## Assignment:
Scan the entries below. Return every line that includes "filename".

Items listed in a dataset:
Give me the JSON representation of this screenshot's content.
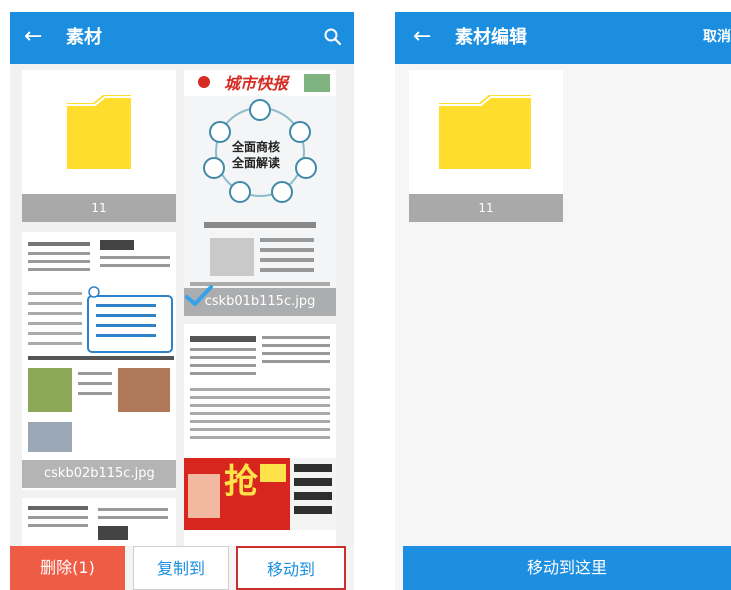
{
  "colors": {
    "appbar": "#1b8ee0",
    "delete": "#ef5c45",
    "accent": "#1b8ee0",
    "highlight_border": "#c8302c",
    "folder": "#fedd2c"
  },
  "left_screen": {
    "title": "素材",
    "back_icon": "arrow-left-icon",
    "search_icon": "search-icon",
    "folder": {
      "name": "11"
    },
    "images": [
      {
        "filename": "cskb01b115c.jpg",
        "selected": true,
        "masthead": "城市快报",
        "headline1": "全面商核",
        "headline2": "全面解读"
      },
      {
        "filename": "cskb02b115c.jpg",
        "selected": false
      },
      {
        "filename": "",
        "selected": false,
        "promo": "抢"
      },
      {
        "filename": "",
        "selected": false
      }
    ],
    "bottom_bar": {
      "delete_label": "删除(1)",
      "copy_label": "复制到",
      "move_label": "移动到"
    }
  },
  "right_screen": {
    "title": "素材编辑",
    "back_icon": "arrow-left-icon",
    "cancel_label": "取消",
    "folder": {
      "name": "11"
    },
    "move_here_label": "移动到这里"
  }
}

## Answer box:
        "filename": "cskb01b115c.jpg",
        "filename": "cskb02b115c.jpg",
        "filename": "",
        "filename": "",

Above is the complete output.